“I open my eyes and wonder about last night. Did anyone notice anything?
I’m chained by addiction. At first I drank to feel better about the permanent anxiety I suffer from. Beer is the least noticeable and if anyone smells it on me, I tell them I’m drinking an energy drink.
It’s a nightmare.
Every night I beg God for forgiveness and promise that tomorrow will be different.
The craving starts when I wake up in the morning. My body demands it. I need at least three to six beers a day. I ask myself which liquor store I should go to, which one I went to yesterday, and how will I disguise the payment?
Walk in, get the booze, pay, hate the smell, drink it and wait for the effects, which are taking longer and longer to come. I can’t get away from places that make me think of alcohol. The restaurant I go to after a facial. I order rosé – the waiter knows me by now. Four glasses in quick succession while I read or keep myself occupied with my cellphone.
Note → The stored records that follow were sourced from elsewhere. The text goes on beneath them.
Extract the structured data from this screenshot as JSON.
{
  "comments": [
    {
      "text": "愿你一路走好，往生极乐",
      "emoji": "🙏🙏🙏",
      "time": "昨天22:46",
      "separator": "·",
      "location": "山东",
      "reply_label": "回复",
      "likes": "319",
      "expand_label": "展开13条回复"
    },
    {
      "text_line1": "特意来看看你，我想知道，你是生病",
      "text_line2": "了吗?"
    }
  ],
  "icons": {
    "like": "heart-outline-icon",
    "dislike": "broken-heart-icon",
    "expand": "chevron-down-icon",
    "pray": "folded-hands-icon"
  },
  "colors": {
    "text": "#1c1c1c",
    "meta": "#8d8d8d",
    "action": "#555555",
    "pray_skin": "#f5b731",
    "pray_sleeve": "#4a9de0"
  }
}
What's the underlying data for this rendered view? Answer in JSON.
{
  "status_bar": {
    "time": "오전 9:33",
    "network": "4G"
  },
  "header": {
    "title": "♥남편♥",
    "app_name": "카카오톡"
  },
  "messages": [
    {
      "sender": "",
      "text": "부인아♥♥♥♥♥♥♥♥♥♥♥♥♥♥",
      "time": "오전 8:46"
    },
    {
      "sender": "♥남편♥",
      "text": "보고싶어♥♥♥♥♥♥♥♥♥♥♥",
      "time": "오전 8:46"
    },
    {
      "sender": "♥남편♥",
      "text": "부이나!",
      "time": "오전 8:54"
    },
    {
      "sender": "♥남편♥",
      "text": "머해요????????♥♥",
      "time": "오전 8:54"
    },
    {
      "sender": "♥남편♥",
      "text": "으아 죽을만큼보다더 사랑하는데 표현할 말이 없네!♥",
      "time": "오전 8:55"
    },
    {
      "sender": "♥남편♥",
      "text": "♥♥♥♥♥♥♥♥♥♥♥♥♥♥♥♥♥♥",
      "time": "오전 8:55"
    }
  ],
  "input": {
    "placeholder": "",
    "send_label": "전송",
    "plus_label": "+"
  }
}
Once I went there with my family. Before we’d even ordered, the waiter had brought the first glass. I pretended as if he’d made a mistake with the order, excused myself to go to the ladies’ room and quietly told him, ‘Not today. That’s just for me time – when I’m alone.’
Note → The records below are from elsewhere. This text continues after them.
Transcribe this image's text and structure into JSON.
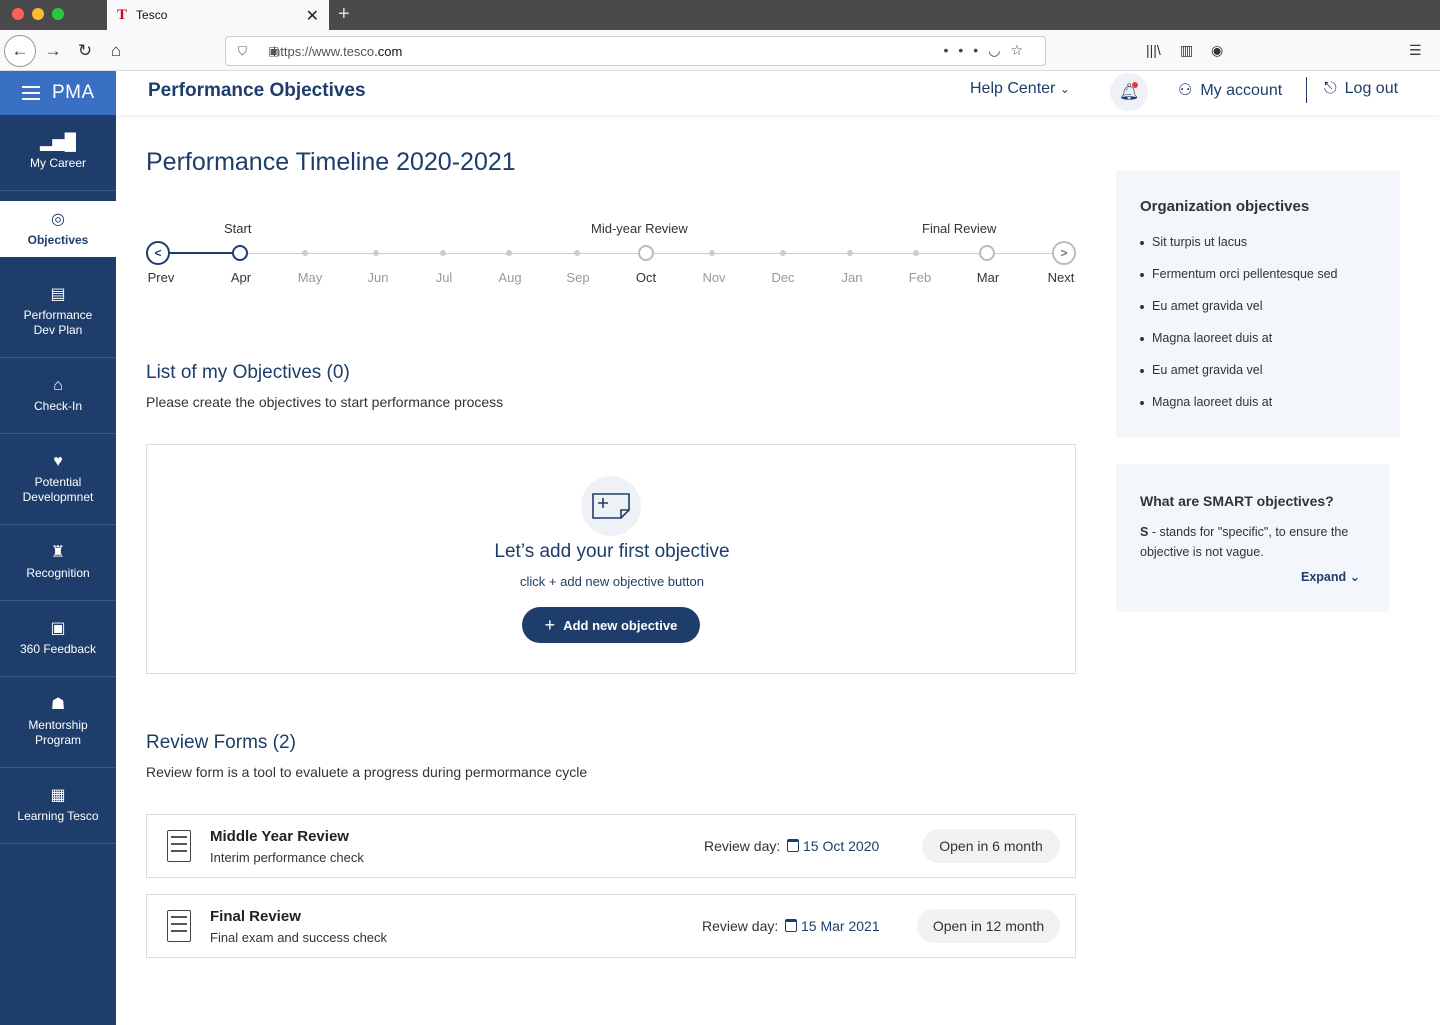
{
  "browser": {
    "tab_title": "Tesco",
    "tab_favicon": "T",
    "url_prefix": "https://www.tesco",
    "url_suffix": ".com",
    "icons": [
      "back-icon",
      "forward-icon",
      "reload-icon",
      "home-icon",
      "shield-icon",
      "lock-icon",
      "more-icon",
      "pocket-icon",
      "star-icon",
      "library-icon",
      "reader-icon",
      "profile-icon",
      "menu-icon"
    ]
  },
  "sidebar": {
    "brand": "PMA",
    "items": [
      {
        "label": "My Career",
        "icon": "bar-chart-icon"
      },
      {
        "label": "Objectives",
        "icon": "target-icon",
        "active": true
      },
      {
        "label": "Performance Dev Plan",
        "icon": "clipboard-icon"
      },
      {
        "label": "Check-In",
        "icon": "graduation-icon"
      },
      {
        "label": "Potential Developmnet",
        "icon": "heart-hands-icon"
      },
      {
        "label": "Recognition",
        "icon": "trophy-icon"
      },
      {
        "label": "360 Feedback",
        "icon": "feedback-icon"
      },
      {
        "label": "Mentorship Program",
        "icon": "mentor-icon"
      },
      {
        "label": "Learning Tesco",
        "icon": "book-icon"
      }
    ]
  },
  "header": {
    "title": "Performance Objectives",
    "help": "Help Center",
    "account": "My account",
    "logout": "Log out"
  },
  "timeline": {
    "title": "Performance Timeline 2020-2021",
    "labels": {
      "start": "Start",
      "mid": "Mid-year Review",
      "final": "Final Review"
    },
    "prev": "Prev",
    "next": "Next",
    "months": [
      "Apr",
      "May",
      "Jun",
      "Jul",
      "Aug",
      "Sep",
      "Oct",
      "Nov",
      "Dec",
      "Jan",
      "Feb",
      "Mar"
    ]
  },
  "objectives": {
    "title": "List of my Objectives (0)",
    "subtitle": "Please create the objectives to start performance process",
    "empty_title": "Let’s add your first objective",
    "empty_sub": "click + add new objective button",
    "add_button": "Add new objective"
  },
  "reviews": {
    "title": "Review Forms (2)",
    "subtitle": "Review form is a tool to evaluete a progress during permormance cycle",
    "day_label": "Review day:",
    "items": [
      {
        "name": "Middle Year Review",
        "desc": "Interim performance check",
        "date": "15 Oct 2020",
        "status": "Open in 6 month"
      },
      {
        "name": "Final Review",
        "desc": "Final exam and success check",
        "date": "15 Mar 2021",
        "status": "Open in 12 month"
      }
    ]
  },
  "org": {
    "title": "Organization objectives",
    "items": [
      "Sit turpis ut lacus",
      "Fermentum orci pellentesque sed",
      "Eu amet gravida vel",
      "Magna laoreet duis at",
      "Eu amet gravida vel",
      "Magna laoreet duis at"
    ]
  },
  "smart": {
    "title": "What are SMART objectives?",
    "letter": "S",
    "text": " - stands for \"specific\", to ensure the objective is not vague.",
    "expand": "Expand"
  }
}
In my mind’s eye I see myself as a child lying on the ground after a caning from my dad. Three blows – he always practices first. He was a prison guard, that’s how he learned how to punish effectively.
I don’t have a choice. Each time he beats me I fall down writhing. Sometimes I wet myself. It doesn’t matter how hard I grit my teeth, the sound coming out of me sounds like an animal in pain. My body betrays me every time.
My husband and children love me deeply. My husband’s love is unconditional – he deserves so much better. When I look at myself in the mirror I’m disgusted. Later I learned to love myself. I realised that if I struggle, my family struggles too.
It’s getting hard to drink and get rid of the evidence. It takes careful planning. God knows, I hate it. I stick my finger in my throat and throw up in the toilet. I feel miserable after a bottle of wine. It’s as if my body screams at me to, ‘Get rid of it!’ While my body convulses and I vomit so violently that it’s coming through my nose too, it’s as if I’m standing outside my body looking at myself. I hate what I see.
I know hatred. I saw it in my mother’s eyes. I relive how she pinned me to the ground, her breathing shallow and fast, handfuls of my hair in her fists, her pupils small. ‘You think you’re pretty. You’re seducing your dad. I see you as the other woman in my home.’ She throws me out of the house and I move into the garage. She leaves canned food, a spoon and a can opener outside the back door. It’s actually a relief.
I relive my dad getting into my bed . . . The shock of it. His hands on my body haunting me still.
Back in the now I stick my finger in my throat again. Involuntarily a song starts up in my head. ‘It is a good thing to give praise to the Lord . . . it is a good thing . . .’ The irony of the situation doesn’t escape me.
Eventually I go to rehab. I see everything more clearly. My family supports me. I write letters to my parents, and I cry. They’ll never read it – it’s part of my therapy and the letters will be destroyed. Where my tears hit the page, the ink runs.
I get better. I make peace with my family and the Lord. I realise He loves me unconditionally and the concept of forgiveness 70 times 7 a day takes on new meaning.
I make myself look in the mirror and tell myself, ‘You’re precious. You were made in God’s image. Your family loves you, I love myself.’
It takes longer than one would think and sometimes the words get stuck in my throat like sour milk, but I forge ahead. I’ll always be in this circle of addiction. I have to be a teetotaller. My anxiety medication is locked away and my family gives it to me when it’s time to take it.
I went to all the liquor stores and pharmacies in my area and declared, ‘Please don’t sell me booze, I’m an alcoholic. Please don’t sell me pills or cough medicine with codeine – I’m an addict.’
Addiction is a never-ending circle. The urges come and go like waves crashing over me. Every day I have to make a choice. To stay sober.”